RG: Yes, if I was in the car it would be different for me, but this is life. I have some good contacts with them and hopefully we can find something for the future.
Q. Are you talking to anybody at the moment?
RG: I will be in Barcelona and Monaco to have some meetings and see people and then we will see. It is only the beginning of the season and so far and there have been no big moves.
Q. How big has the adaption process been from formula cars to GTs?
RG: I think if you're open minded and you approach it with intelligence you can do it. When there is four wheels and one steering wheel, you brake late and accelerate early, you can do a good time.
Q. Do you think winning the FIA GT world championship would be the springboard you need to resurrect your F1 career?
RG: It cannot be a bad thing. Being the first person to become the FIA GT world champion would be good. I think it is a good experience to take, it is teaching me some new things. Maybe when I retire from Formula 1, and go back to GTs, at least I have one year of GTs and people will sign me.
Q. Are you looking at any other opportunities?

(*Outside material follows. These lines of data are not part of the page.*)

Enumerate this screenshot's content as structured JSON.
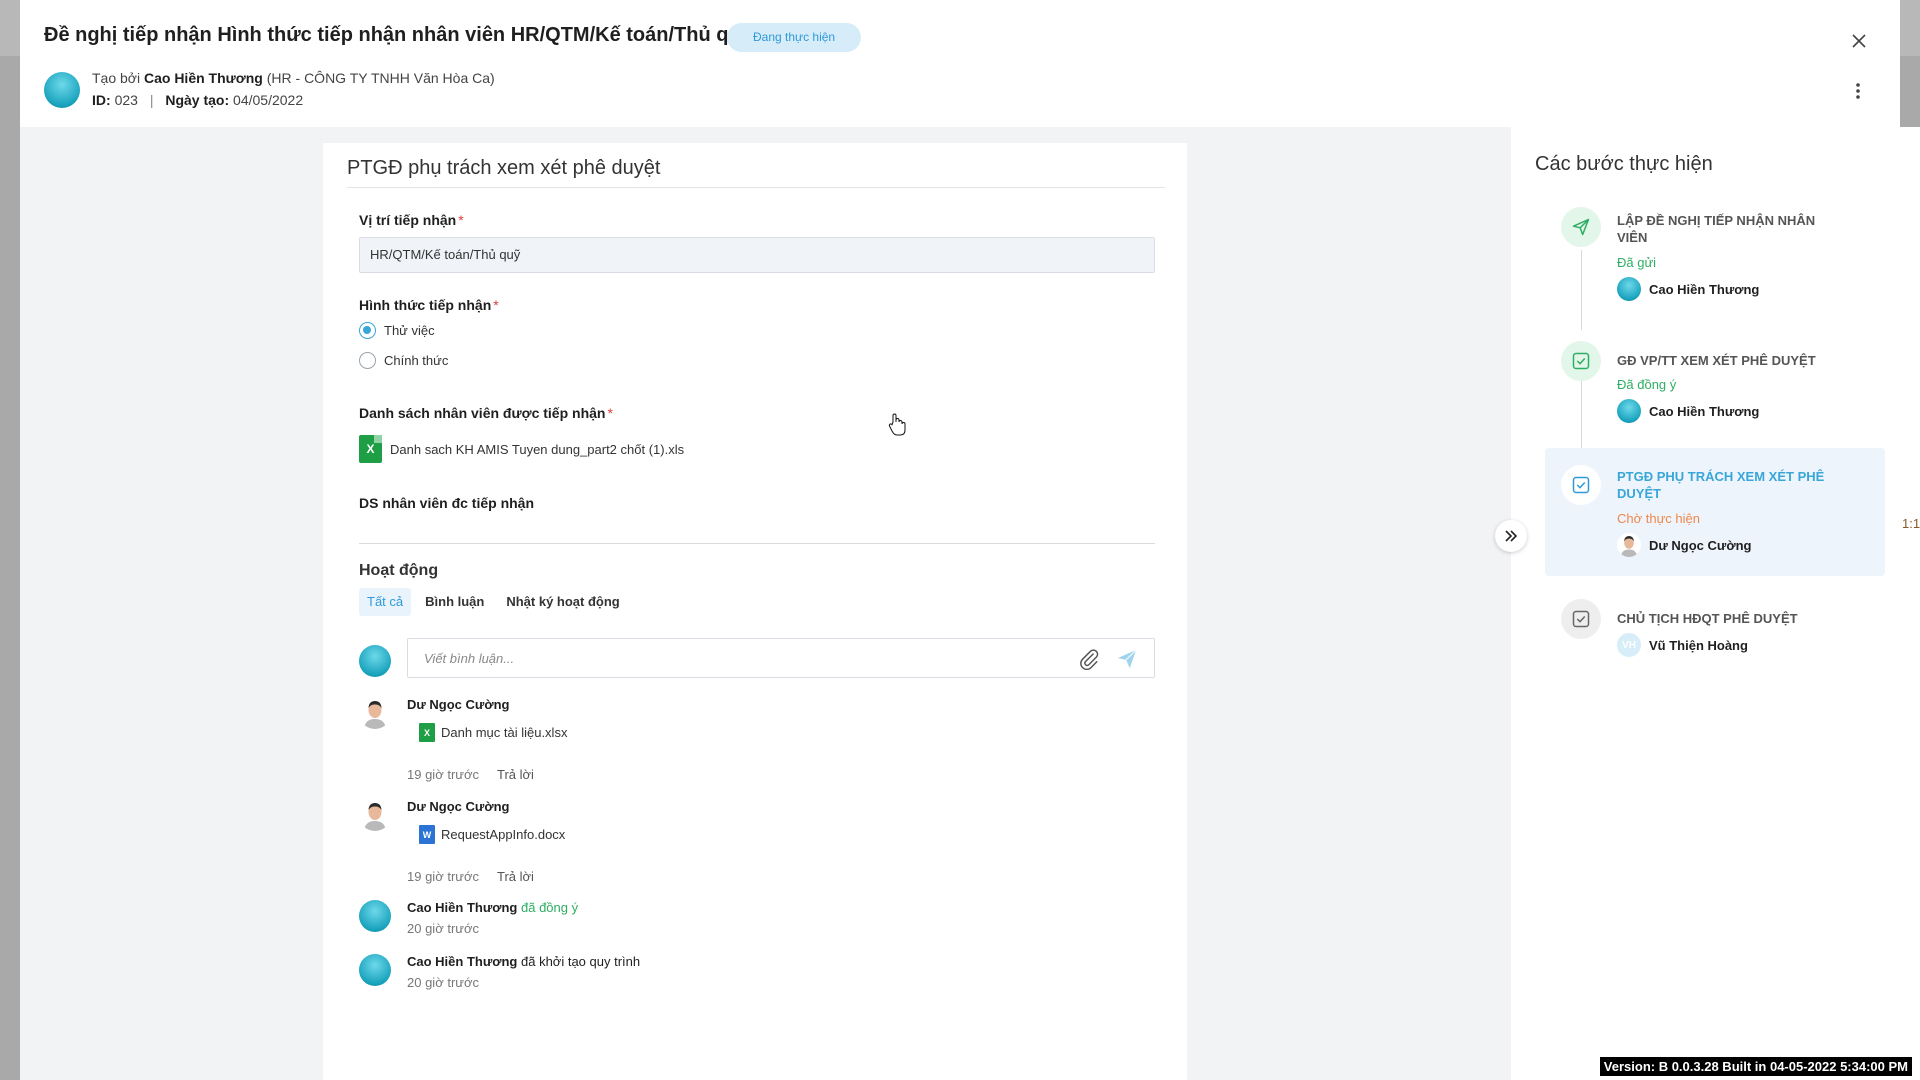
{
  "header": {
    "title": "Đề nghị tiếp nhận Hình thức tiếp nhận nhân viên HR/QTM/Kế toán/Thủ quỹ",
    "status": "Đang thực hiện",
    "created_by_label": "Tạo bởi",
    "creator_name": "Cao Hiền Thương",
    "creator_org": "(HR - CÔNG TY TNHH Văn Hòa Ca)",
    "id_label": "ID:",
    "id_value": "023",
    "separator": "|",
    "date_label": "Ngày tạo:",
    "date_value": "04/05/2022"
  },
  "form": {
    "section_title": "PTGĐ phụ trách xem xét phê duyệt",
    "position_label": "Vị trí tiếp nhận",
    "position_value": "HR/QTM/Kế toán/Thủ quỹ",
    "form_type_label": "Hình thức tiếp nhận",
    "options": [
      {
        "label": "Thử việc",
        "selected": true
      },
      {
        "label": "Chính thức",
        "selected": false
      }
    ],
    "employee_list_label": "Danh sách nhân viên được tiếp nhận",
    "employee_file": "Danh sach KH AMIS Tuyen dung_part2 chốt (1).xls",
    "accepted_list_label": "DS nhân viên đc tiếp nhận",
    "required_mark": "*"
  },
  "activity": {
    "title": "Hoạt động",
    "tabs": [
      "Tất cả",
      "Bình luận",
      "Nhật ký hoạt động"
    ],
    "comment_placeholder": "Viết bình luận...",
    "items": [
      {
        "name": "Dư Ngọc Cường",
        "file": "Danh mục tài liệu.xlsx",
        "time": "19 giờ trước",
        "reply": "Trả lời"
      },
      {
        "name": "Dư Ngọc Cường",
        "file": "RequestAppInfo.docx",
        "time": "19 giờ trước",
        "reply": "Trả lời"
      },
      {
        "name": "Cao Hiền Thương",
        "verb": "đã đồng ý",
        "time": "20 giờ trước"
      },
      {
        "name": "Cao Hiền Thương",
        "verb": "đã khởi tạo quy trình",
        "time": "20 giờ trước"
      }
    ]
  },
  "steps": {
    "title": "Các bước thực hiện",
    "items": [
      {
        "title": "LẬP ĐỀ NGHỊ TIẾP NHẬN NHÂN VIÊN",
        "status": "Đã gửi",
        "user": "Cao Hiền Thương"
      },
      {
        "title": "GĐ VP/TT XEM XÉT PHÊ DUYỆT",
        "status": "Đã đồng ý",
        "user": "Cao Hiền Thương"
      },
      {
        "title": "PTGĐ PHỤ TRÁCH XEM XÉT PHÊ DUYỆT",
        "status": "Chờ thực hiện",
        "user": "Dư Ngọc Cường"
      },
      {
        "title": "CHỦ TỊCH HĐQT PHÊ DUYỆT",
        "status": "",
        "user": "Vũ Thiện Hoàng",
        "initials": "VH"
      }
    ]
  },
  "backdrop_text": "1:1",
  "version": "Version: B 0.0.3.28 Built in 04-05-2022 5:34:00 PM",
  "icons": [
    "close-icon",
    "more-vertical-icon",
    "excel-file-icon",
    "word-file-icon",
    "paperclip-icon",
    "send-icon",
    "double-chevron-right-icon",
    "paper-plane-icon",
    "check-square-icon",
    "mouse-cursor-icon"
  ],
  "colors": {
    "accent": "#2f9ad8",
    "success": "#2eae62",
    "pending": "#f0874b",
    "excel": "#1e9e45",
    "word": "#2b74d6"
  }
}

RG: There is Le Mans, the ALMS, there is DTM. There are many championships which are interesting when you open your mind. I guess the DTM is something very interesting. The Le Mans 24 Hours is fantastic and one of my dreams as well. GTs if it goes well and the championship grows could be very good too.
But at the moment F1 is the absolute dream for sure and if I can go back I will. But then I think you can still enjoy your life if it doesn't happen - ask Tom Kristensen if he is happy with his career and you will get the answer.
Q. The Ford has not been changed in terms of equalisation for Silverstone, how will that effect things?
RG: We didn't have any changes on the Ford but many other cars lost weight, gained weight, got a bigger limiter. At the moment we are not so good, especially with the 40kg of ballast after our win in Abu Dhabi.
Q. Is it going to be one of the series where certain tracks suit certain cars?
RG: Maybe. But hopefully the FIA will do a good job and we can have some equal cars and a good fight for the championship.
Q. What do you make of the new Silverstone?
RG: Well nothing special. I think we lost Bridge and the complex, which was very nice and we haven't gained much with the new parts. I'm not 100% convinced.
Q. Some of the fast kinks look tricky in a GT car.
RG: It is but with the single-seater cars... I think the Formula 3 cars are flat out and Formula 1 is going to be very fast as well and it doesn't give any new opportunities for overtaking really. That is a bit of a shame.